Joseph ZuckerFeatured ColumnistMarch 17, 2013

Mar 10, 2013; St. Louis, MO, USA; Creighton Bluejays forward Doug McDermott (3) brings the ball up the court against the Wichita State Shockers during the championship game of the Missouri Valley Conference tournament at Scottrade Center. Mandatory Credit: Paul Halfacre-USA TODAY Sports
Paul Halfacre-USA TODAY Sports

No longer are the Gonzaga Bulldogs the darlings of the NCAA Tournament.

On the strength of a 31-2 record, the Bulldogs have a very good chance of going into the Big Dance as the top overall seed. It's quite a departure from a decade ago, when Gonzaga made its reputation by knocking off the big boys.

The hunter has indeed become the hunted.

Not to worry, though. Plenty of schools can make deep runs despite not coming in with glittering pedigrees from major conferences.

The NCAA Tournament as a whole would suffer if every higher seed advanced until all No. 1 seeds were left. Most of the fun comes from feverishly deliberating about which team will be the new Cinderella, causing millions across the country to toss their brackets into the garbage can. In an effort to help sort through the clutter, you can count on these three teams pulling off an upset or two in the NCAA Tournament.


Saint Louis Billikens

Massive credit has to go to Jim Crews for the job he's has done with the Saint Louis Billikens. The departure of head coach Rick Majerus and his subsequent passing could have sent this team into a tailspin. Instead, Crews has helped led the Billikens to 26 wins.

Saint Louis has victories against the New Mexico Lobos, Virginia Commonwealth Rams and Butler Bulldogs, whom the Billikens have beaten three times this year, on its resume.

The Atlantic 10 is not the best basketball conference in the country, but there are some very tough teams at the top. Along with Saint Louis, VCU and Butler, the Temple Owls and La Salle Explorers managed to win 20-plus games. Saint Louis has also managed a 4-1 record against teams in the AP Top 25. This isn't a team that's gonna be overawed by the grandeur of the tournament or the quality of its opponent.


Creighton Bluejays

The Creighton Bluejays are far from a one-man team.

Most fans will think first and foremost of Doug McDermott when projecting what Creighton can do in the tournament. A lot will certainly hinge on how well McDermott performs. His 23.1 points per game are second in the country, and he's shooting 56.1 percent from the field.

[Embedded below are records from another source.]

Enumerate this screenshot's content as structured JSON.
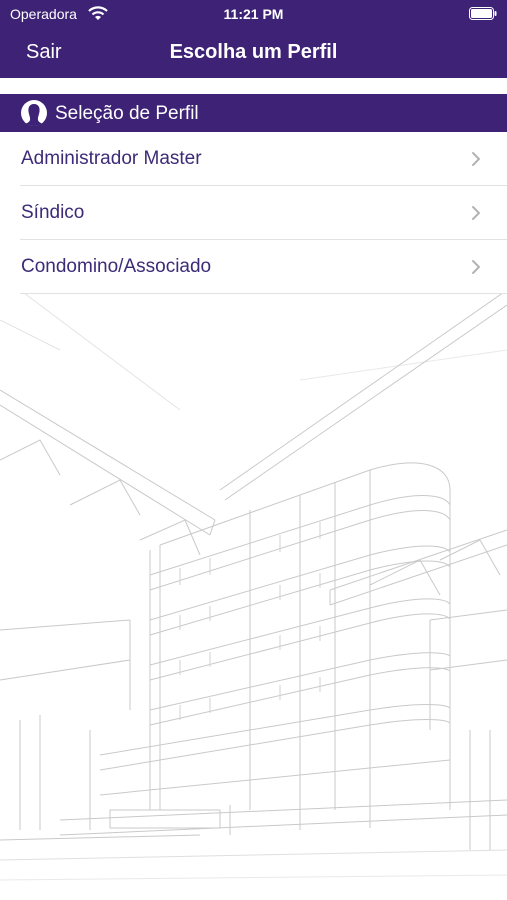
{
  "status_bar": {
    "carrier": "Operadora",
    "time": "11:21 PM"
  },
  "nav": {
    "back_label": "Sair",
    "title": "Escolha um Perfil"
  },
  "section": {
    "title": "Seleção de Perfil"
  },
  "profiles": [
    {
      "label": "Administrador Master"
    },
    {
      "label": "Síndico"
    },
    {
      "label": "Condomino/Associado"
    }
  ],
  "colors": {
    "brand": "#3d2275",
    "item_text": "#3d2b78",
    "chevron": "#b3b3b3"
  },
  "icons": {
    "wifi": "wifi-icon",
    "battery": "battery-icon",
    "profile": "user-silhouette-icon",
    "chevron": "chevron-right-icon"
  }
}
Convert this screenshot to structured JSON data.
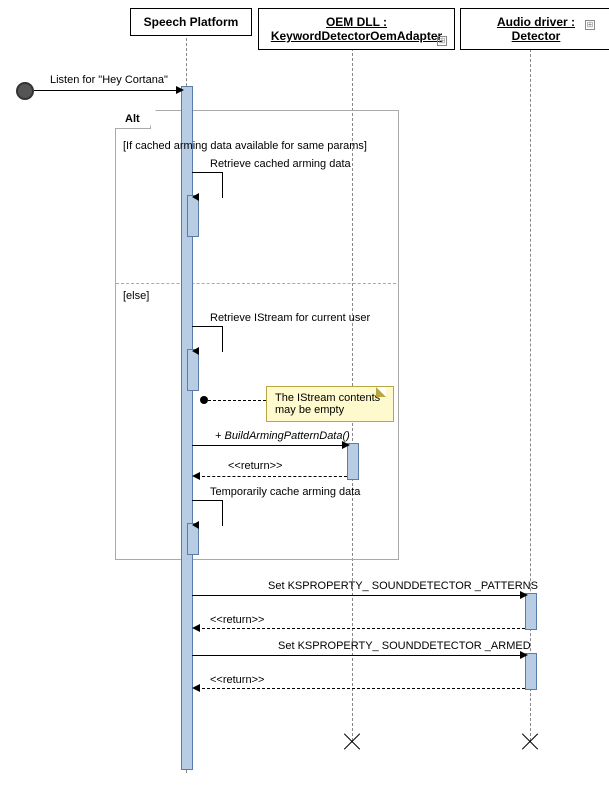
{
  "participants": {
    "p1": "Speech Platform",
    "p2": "OEM DLL :\nKeywordDetectorOemAdapter",
    "p3": "Audio driver : Detector"
  },
  "initial_message": "Listen for \"Hey Cortana\"",
  "alt": {
    "label": "Alt",
    "guard1": "[If cached arming data available for same params]",
    "msg1": "Retrieve cached arming data",
    "guard2": "[else]",
    "msg2": "Retrieve IStream for current user",
    "note": "The IStream contents may be empty",
    "msg3": "+ BuildArmingPatternData()",
    "ret1": "<<return>>",
    "msg4": "Temporarily cache arming data"
  },
  "final": {
    "msg1": "Set KSPROPERTY_ SOUNDDETECTOR _PATTERNS",
    "ret1": "<<return>>",
    "msg2": "Set KSPROPERTY_ SOUNDDETECTOR _ARMED",
    "ret2": "<<return>>"
  }
}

With McDermott, the Bluejays have the kind of player who can carry the team on his back and make up the talent gap between Creighton and some of the bigger teams in the tourney.

Creighton is not simply McDermott. He's buoyed by dependable scorers like Grant Gibbs, Ethan Wragge and Gregory Echenique.

Offensively, Creighton has been ridiculously efficient. The Bluejays are averaging 75.4 points a game, 25th in the country, and shooting an obscene 50.4 percent from the floor, which is tops in the country. Reaching the summit of the Missouri Valley Conference is no mean feat, even if the conference is a bit down this year.


South Dakota State Jackrabbits

Now, if you want to see a one-man team, look no further than the South Dakota State Jackrabbits. It was great to see the Jackrabbits win the Summit League Tournament because it meant another shot for Nate Wolters to make his mark on the NCAA Tournament.

In South Dakota State's first-round exit to the Baylor Bears, Wolters finished with 19 points on 7-of-13 shooting. It wasn't a bad performance, but it didn't capture national headlines, either. Now, Wolters has a chance for redemption.

He averaged 22.7 points a game, fourth in the country, so he's capable of going off during a game. The Jackrabbits' fortunes in March are directly tied to Wolters' performance. If he can put up 20-plus, you could see South Dakota State winning a game or two. If he struggles, the Jackrabbits are toast.